# [What is required]
Skip the images; return every entry exactly.

Dataset below:

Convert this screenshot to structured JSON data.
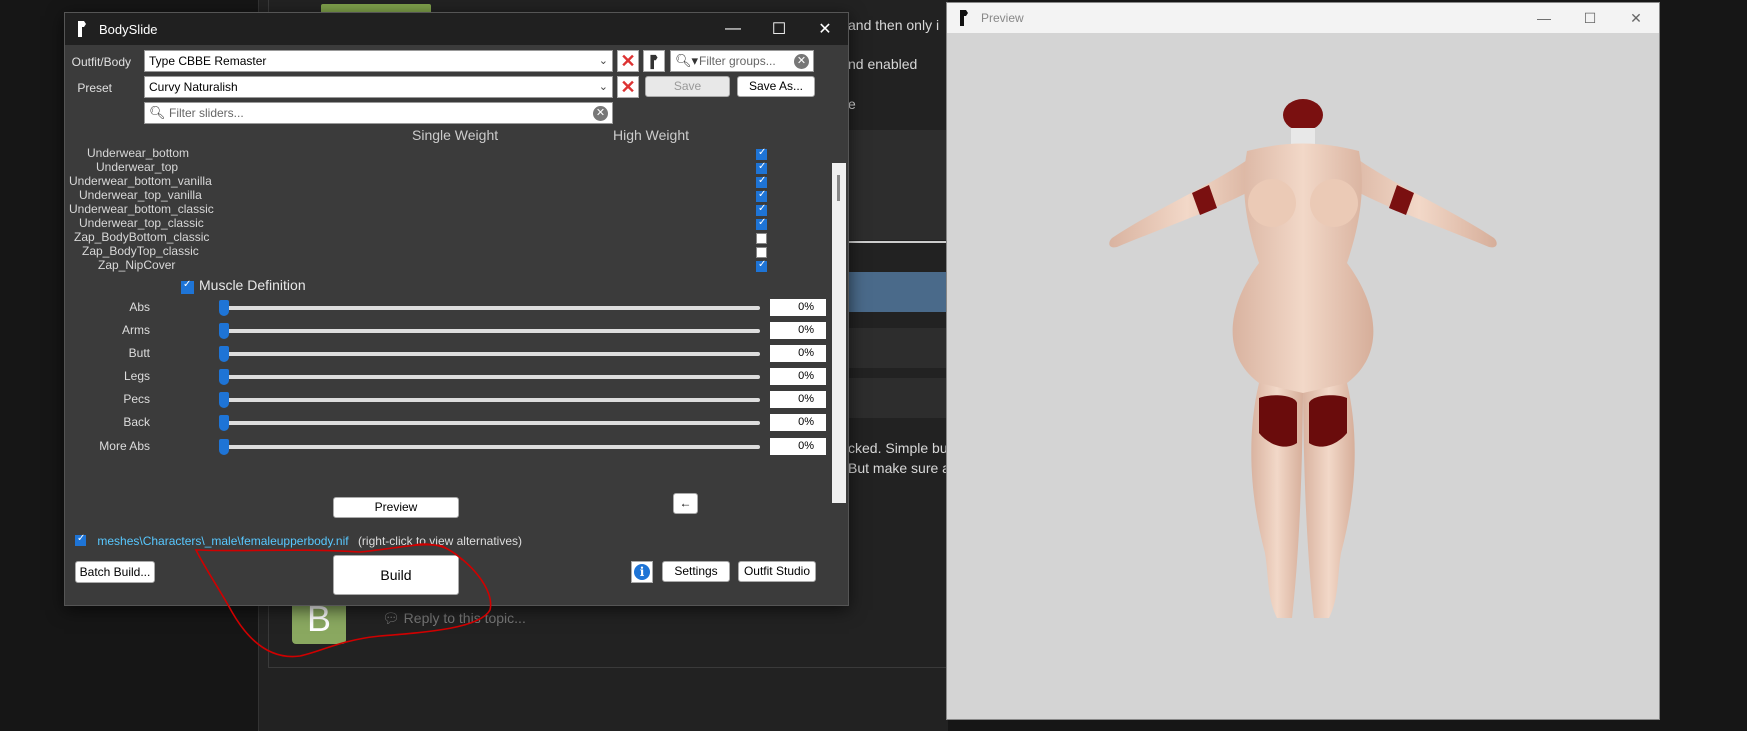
{
  "background": {
    "text_lines": [
      "and then only i",
      "nd enabled",
      "e",
      "cked. Simple bu",
      "But make sure as"
    ],
    "avatar_letter": "B",
    "reply_placeholder": "Reply to this topic..."
  },
  "bodyslide": {
    "title": "BodySlide",
    "controls": {
      "minimize": "—",
      "maximize": "☐",
      "close": "✕"
    },
    "outfit_label": "Outfit/Body",
    "outfit_value": "Type CBBE Remaster",
    "filter_groups_placeholder": "Filter groups...",
    "preset_label": "Preset",
    "preset_value": "Curvy Naturalish",
    "save_label": "Save",
    "save_as_label": "Save As...",
    "filter_sliders_placeholder": "Filter sliders...",
    "col_single": "Single Weight",
    "col_high": "High Weight",
    "groups": [
      {
        "name": "Underwear_bottom",
        "checked": true
      },
      {
        "name": "Underwear_top",
        "checked": true
      },
      {
        "name": "Underwear_bottom_vanilla",
        "checked": true
      },
      {
        "name": "Underwear_top_vanilla",
        "checked": true
      },
      {
        "name": "Underwear_bottom_classic",
        "checked": true
      },
      {
        "name": "Underwear_top_classic",
        "checked": true
      },
      {
        "name": "Zap_BodyBottom_classic",
        "checked": false
      },
      {
        "name": "Zap_BodyTop_classic",
        "checked": false
      },
      {
        "name": "Zap_NipCover",
        "checked": true
      }
    ],
    "category": "Muscle Definition",
    "sliders": [
      {
        "name": "Abs",
        "value": "0%"
      },
      {
        "name": "Arms",
        "value": "0%"
      },
      {
        "name": "Butt",
        "value": "0%"
      },
      {
        "name": "Legs",
        "value": "0%"
      },
      {
        "name": "Pecs",
        "value": "0%"
      },
      {
        "name": "Back",
        "value": "0%"
      },
      {
        "name": "More Abs",
        "value": "0%"
      }
    ],
    "preview_label": "Preview",
    "arrow_label": "←",
    "nif_path": "meshes\\Characters\\_male\\femaleupperbody.nif",
    "nif_hint": "(right-click to view alternatives)",
    "batch_build_label": "Batch Build...",
    "build_label": "Build",
    "settings_label": "Settings",
    "outfit_studio_label": "Outfit Studio",
    "info_icon_label": "i"
  },
  "preview": {
    "title": "Preview",
    "controls": {
      "minimize": "—",
      "maximize": "☐",
      "close": "✕"
    }
  },
  "colors": {
    "accent": "#1e74d6",
    "window_bg": "#3b3b3b",
    "titlebar_bg": "#202020",
    "preview_bg": "#d4d4d4",
    "annotation": "#d00000",
    "nif_link": "#58c8ff"
  }
}
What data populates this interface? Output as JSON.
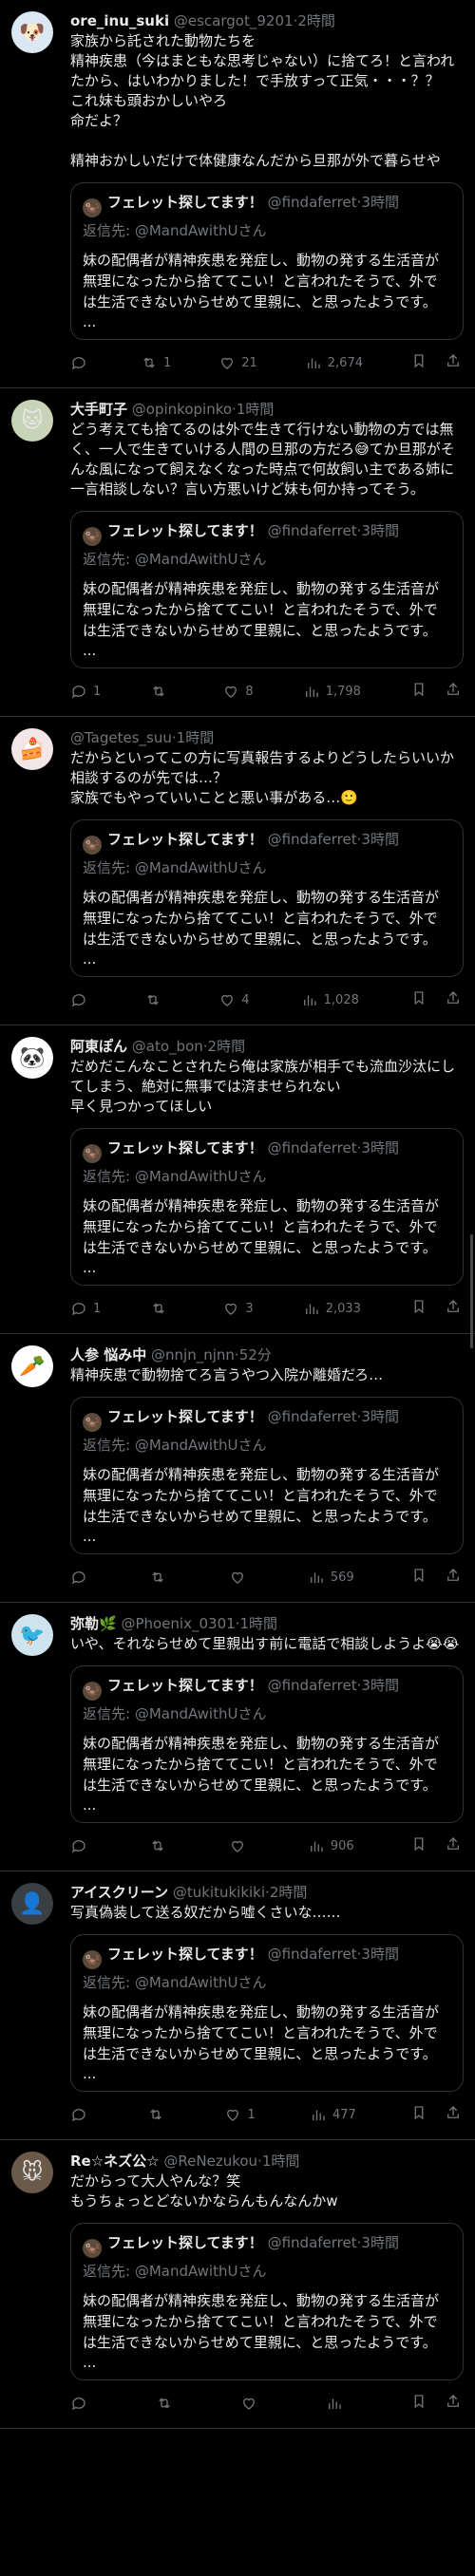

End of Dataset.

# [Solution to the exercise]
Convert this screenshot to structured JSON data.
{
  "background": {
    "text_lines": [
      "and then only i",
      "nd enabled",
      "e",
      "cked. Simple bu",
      "But make sure as"
    ],
    "avatar_letter": "B",
    "reply_placeholder": "Reply to this topic..."
  },
  "bodyslide": {
    "title": "BodySlide",
    "controls": {
      "minimize": "—",
      "maximize": "☐",
      "close": "✕"
    },
    "outfit_label": "Outfit/Body",
    "outfit_value": "Type CBBE Remaster",
    "filter_groups_placeholder": "Filter groups...",
    "preset_label": "Preset",
    "preset_value": "Curvy Naturalish",
    "save_label": "Save",
    "save_as_label": "Save As...",
    "filter_sliders_placeholder": "Filter sliders...",
    "col_single": "Single Weight",
    "col_high": "High Weight",
    "groups": [
      {
        "name": "Underwear_bottom",
        "checked": true
      },
      {
        "name": "Underwear_top",
        "checked": true
      },
      {
        "name": "Underwear_bottom_vanilla",
        "checked": true
      },
      {
        "name": "Underwear_top_vanilla",
        "checked": true
      },
      {
        "name": "Underwear_bottom_classic",
        "checked": true
      },
      {
        "name": "Underwear_top_classic",
        "checked": true
      },
      {
        "name": "Zap_BodyBottom_classic",
        "checked": false
      },
      {
        "name": "Zap_BodyTop_classic",
        "checked": false
      },
      {
        "name": "Zap_NipCover",
        "checked": true
      }
    ],
    "category": "Muscle Definition",
    "sliders": [
      {
        "name": "Abs",
        "value": "0%"
      },
      {
        "name": "Arms",
        "value": "0%"
      },
      {
        "name": "Butt",
        "value": "0%"
      },
      {
        "name": "Legs",
        "value": "0%"
      },
      {
        "name": "Pecs",
        "value": "0%"
      },
      {
        "name": "Back",
        "value": "0%"
      },
      {
        "name": "More Abs",
        "value": "0%"
      }
    ],
    "preview_label": "Preview",
    "arrow_label": "←",
    "nif_path": "meshes\\Characters\\_male\\femaleupperbody.nif",
    "nif_hint": "(right-click to view alternatives)",
    "batch_build_label": "Batch Build...",
    "build_label": "Build",
    "settings_label": "Settings",
    "outfit_studio_label": "Outfit Studio",
    "info_icon_label": "i"
  },
  "preview": {
    "title": "Preview",
    "controls": {
      "minimize": "—",
      "maximize": "☐",
      "close": "✕"
    }
  },
  "colors": {
    "accent": "#1e74d6",
    "window_bg": "#3b3b3b",
    "titlebar_bg": "#202020",
    "preview_bg": "#d4d4d4",
    "annotation": "#d00000",
    "nif_link": "#58c8ff"
  }
}
What data populates this interface? Output as JSON.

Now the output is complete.